→ **Task goal**: If a line in the material below has the string "What", copy it out.

→ **Records provided**:
"""

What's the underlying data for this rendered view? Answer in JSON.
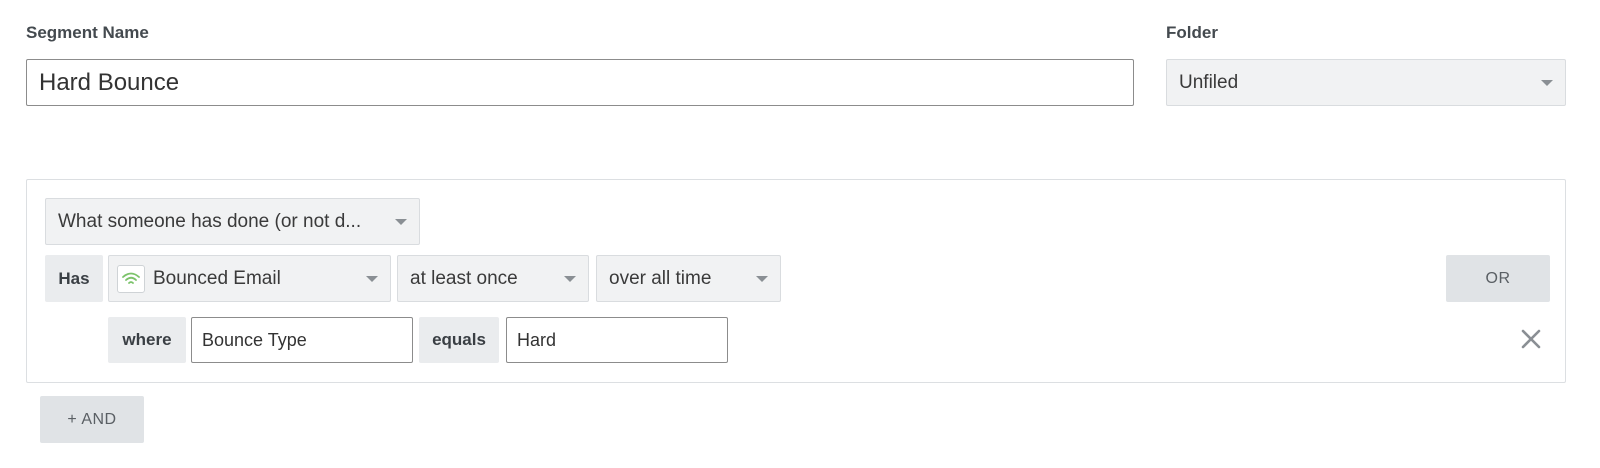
{
  "form": {
    "segment_name_label": "Segment Name",
    "segment_name_value": "Hard Bounce",
    "folder_label": "Folder",
    "folder_value": "Unfiled"
  },
  "condition": {
    "type_select": "What someone has done (or not d...",
    "has_label": "Has",
    "event_select": "Bounced Email",
    "event_icon": "signal-wifi-icon",
    "frequency_select": "at least once",
    "timeframe_select": "over all time",
    "or_button": "OR",
    "filter": {
      "where_label": "where",
      "property_value": "Bounce Type",
      "operator_label": "equals",
      "value": "Hard"
    }
  },
  "actions": {
    "and_button": "+ AND"
  },
  "colors": {
    "accent_green": "#7cc36b",
    "control_gray": "#f1f2f3",
    "chip_gray": "#eaecee",
    "button_gray": "#e0e3e6"
  }
}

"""

→ **Task response**:
What's the underlying data for this rendered view? Answer in JSON.
    "type_select": "What someone has done (or not d...",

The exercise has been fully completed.